Anxiety Clinic

Panic Disorder (with or without agoraphobia)

What is panic disorder?

Panic disorder is characterized by repeated panic attacks that are unexpected. Panic attacks are episodes of sudden fearfulness or terror that are accompanied by several physical symptoms. People with panic disorder typically live in dread of having another panic attack and may worry about the implications of the panic attacks (for example, fear that the panic attacks mean that they are going to have a heart attack, faint, have a stroke, suffocate, go crazy, hurt someone, or experience some other catastrophe). A common effect of having panic attacks is that a person begins to avoid situations where they had a panic attack or avoid situations in which they believe having a panic attack is likely. This avoidance is referred to as agoraphobia. Often the situations that are most feared are ones in which escape would be difficult or in which help may not be readily available. Individuals may begin to stay in their house and avoid places such as the grocery store, buses, driving, elevators, churches, movie theaters, restaurants, and sporting events.

Symptoms commonly associated with panic attacks:

  • Sweating
  • Racing or palpitating heart
  • Trembling or shaking
  • Shortness of breath
  • Feeling of choking
  • Chest Pain
  • Nausea or stomach pain
  • Feeling dizzy or lightheaded
  • Fear of losing control or going crazy
  • Numbness or tingling sensations
  • Chills or hot flashes

What is the impact of panic disorder?

  • People with this disorder use a lot of medical resources
  • They are more likely to be hospitalized for physical problems than people with other psychiatric disorders
  • They miss twice as many work days as the average person
  • It is associated with other psychiatric disorders such as depression, GAD, and social phobia

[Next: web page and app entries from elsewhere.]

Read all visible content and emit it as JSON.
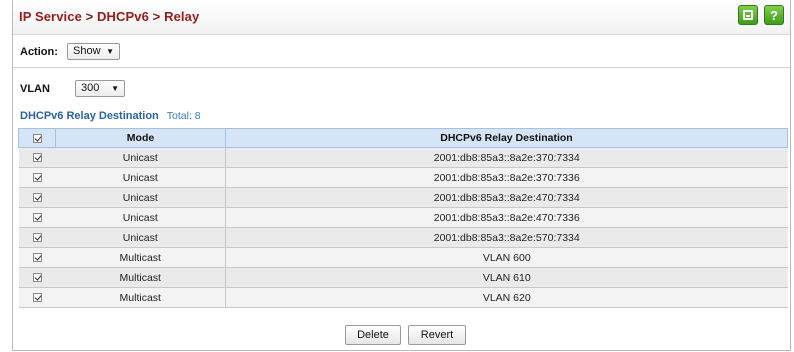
{
  "breadcrumb": {
    "part1": "IP Service",
    "sep1": " > ",
    "part2": "DHCPv6",
    "sep2": " > ",
    "part3": "Relay"
  },
  "header_icons": {
    "save": "save-icon",
    "help": "help-icon",
    "help_glyph": "?"
  },
  "action": {
    "label": "Action:",
    "value": "Show"
  },
  "vlan": {
    "label": "VLAN",
    "value": "300"
  },
  "section": {
    "title": "DHCPv6 Relay Destination",
    "total": "Total: 8"
  },
  "table": {
    "headers": {
      "mode": "Mode",
      "destination": "DHCPv6 Relay Destination"
    },
    "rows": [
      {
        "mode": "Unicast",
        "destination": "2001:db8:85a3::8a2e:370:7334"
      },
      {
        "mode": "Unicast",
        "destination": "2001:db8:85a3::8a2e:370:7336"
      },
      {
        "mode": "Unicast",
        "destination": "2001:db8:85a3::8a2e:470:7334"
      },
      {
        "mode": "Unicast",
        "destination": "2001:db8:85a3::8a2e:470:7336"
      },
      {
        "mode": "Unicast",
        "destination": "2001:db8:85a3::8a2e:570:7334"
      },
      {
        "mode": "Multicast",
        "destination": "VLAN 600"
      },
      {
        "mode": "Multicast",
        "destination": "VLAN 610"
      },
      {
        "mode": "Multicast",
        "destination": "VLAN 620"
      }
    ]
  },
  "buttons": {
    "delete": "Delete",
    "revert": "Revert"
  },
  "colors": {
    "title": "#9a1b1b",
    "accent": "#2a62a8",
    "header_bg": "#d5e5f7",
    "icon_green": "#4caf20"
  }
}
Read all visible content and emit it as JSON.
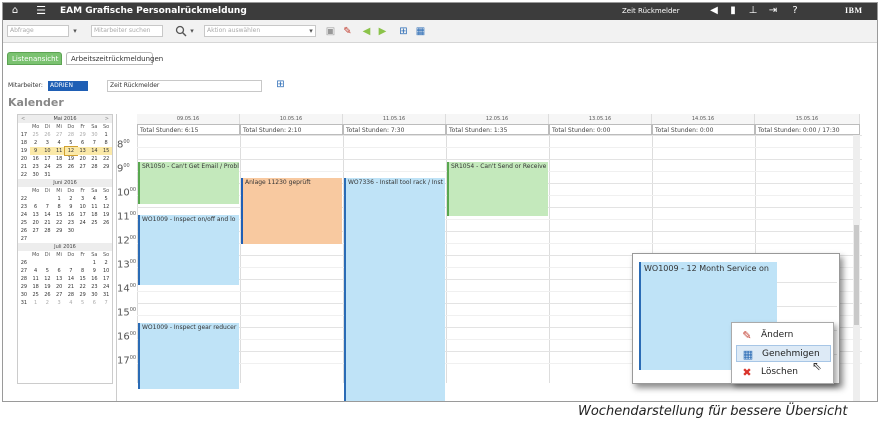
{
  "topbar": {
    "app_title": "EAM Grafische Personalrückmeldung",
    "user_label": "Zeit Rückmelder",
    "brand": "IBM",
    "icons": [
      "home-icon",
      "menu-icon",
      "flag-icon",
      "chart-icon",
      "person-icon",
      "logout-icon",
      "help-icon"
    ]
  },
  "toolbar": {
    "field1_value": "Abfrage",
    "search_placeholder": "Mitarbeiter suchen",
    "action_placeholder": "Aktion auswählen",
    "icons": [
      "search-icon",
      "save-icon",
      "edit-icon",
      "back-icon",
      "forward-icon",
      "report-icon",
      "calendar-icon"
    ]
  },
  "tabs": [
    {
      "label": "Listenansicht",
      "active": true
    },
    {
      "label": "Arbeitszeitrückmeldungen",
      "active": false
    }
  ],
  "form": {
    "mitarbeiter_label": "Mitarbeiter:",
    "mitarbeiter_value": "ADRIEN",
    "name_value": "Zeit Rückmelder"
  },
  "heading": "Kalender",
  "minicals": [
    {
      "title": "Mai 2016",
      "prev": "<",
      "next": ">",
      "dow": [
        "Mo",
        "Di",
        "Mi",
        "Do",
        "Fr",
        "Sa",
        "So"
      ],
      "rows": [
        [
          "17",
          "25",
          "26",
          "27",
          "28",
          "29",
          "30",
          "1"
        ],
        [
          "18",
          "2",
          "3",
          "4",
          "5",
          "6",
          "7",
          "8"
        ],
        [
          "19",
          "9",
          "10",
          "11",
          "12",
          "13",
          "14",
          "15"
        ],
        [
          "20",
          "16",
          "17",
          "18",
          "19",
          "20",
          "21",
          "22"
        ],
        [
          "21",
          "23",
          "24",
          "25",
          "26",
          "27",
          "28",
          "29"
        ],
        [
          "22",
          "30",
          "31",
          "",
          "",
          "",
          "",
          ""
        ]
      ]
    },
    {
      "title": "Juni 2016",
      "dow": [
        "Mo",
        "Di",
        "Mi",
        "Do",
        "Fr",
        "Sa",
        "So"
      ],
      "rows": [
        [
          "22",
          "",
          "",
          "1",
          "2",
          "3",
          "4",
          "5"
        ],
        [
          "23",
          "6",
          "7",
          "8",
          "9",
          "10",
          "11",
          "12"
        ],
        [
          "24",
          "13",
          "14",
          "15",
          "16",
          "17",
          "18",
          "19"
        ],
        [
          "25",
          "20",
          "21",
          "22",
          "23",
          "24",
          "25",
          "26"
        ],
        [
          "26",
          "27",
          "28",
          "29",
          "30",
          "",
          "",
          " "
        ],
        [
          "27",
          "",
          "",
          "",
          "",
          "",
          "",
          ""
        ]
      ]
    },
    {
      "title": "Juli 2016",
      "dow": [
        "Mo",
        "Di",
        "Mi",
        "Do",
        "Fr",
        "Sa",
        "So"
      ],
      "rows": [
        [
          "26",
          "",
          "",
          "",
          "",
          "",
          "1",
          "2",
          "3"
        ],
        [
          "27",
          "4",
          "5",
          "6",
          "7",
          "8",
          "9",
          "10"
        ],
        [
          "28",
          "11",
          "12",
          "13",
          "14",
          "15",
          "16",
          "17"
        ],
        [
          "29",
          "18",
          "19",
          "20",
          "21",
          "22",
          "23",
          "24"
        ],
        [
          "30",
          "25",
          "26",
          "27",
          "28",
          "29",
          "30",
          "31"
        ],
        [
          "31",
          "1",
          "2",
          "3",
          "4",
          "5",
          "6",
          "7"
        ]
      ]
    }
  ],
  "days": [
    {
      "date": "09.05.16",
      "total": "Total Stunden: 6:15"
    },
    {
      "date": "10.05.16",
      "total": "Total Stunden: 2:10"
    },
    {
      "date": "11.05.16",
      "total": "Total Stunden: 7:30"
    },
    {
      "date": "12.05.16",
      "total": "Total Stunden: 1:35"
    },
    {
      "date": "13.05.16",
      "total": "Total Stunden: 0:00"
    },
    {
      "date": "14.05.16",
      "total": "Total Stunden: 0:00"
    },
    {
      "date": "15.05.16",
      "total": "Total Stunden: 0:00 / 17:30"
    }
  ],
  "hours": [
    "8",
    "9",
    "10",
    "11",
    "12",
    "13",
    "14",
    "15",
    "16",
    "17"
  ],
  "hour_suffix": "00",
  "events": [
    {
      "label": "SR1050 - Can't Get Email / Probl",
      "color": "green"
    },
    {
      "label": "Anlage 11230 geprüft",
      "color": "orange"
    },
    {
      "label": "WO7336 - Install tool rack / Inst",
      "color": "blue"
    },
    {
      "label": "SR1054 - Can't Send or Receive",
      "color": "green"
    },
    {
      "label": "WO1009 - Inspect on/off and lo",
      "color": "blue"
    },
    {
      "label": "WO1009 - Inspect gear reducer",
      "color": "blue"
    }
  ],
  "popup_event": "WO1009 - 12 Month Service on",
  "context_menu": [
    {
      "label": "Ändern",
      "icon": "edit-icon"
    },
    {
      "label": "Genehmigen",
      "icon": "approve-icon",
      "selected": true
    },
    {
      "label": "Löschen",
      "icon": "delete-icon"
    }
  ],
  "caption": "Wochendarstellung für bessere Übersicht"
}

How common is panic disorder?

Panic disorder with agoraphobia has a lifetime prevalence rate of approximately 3.5%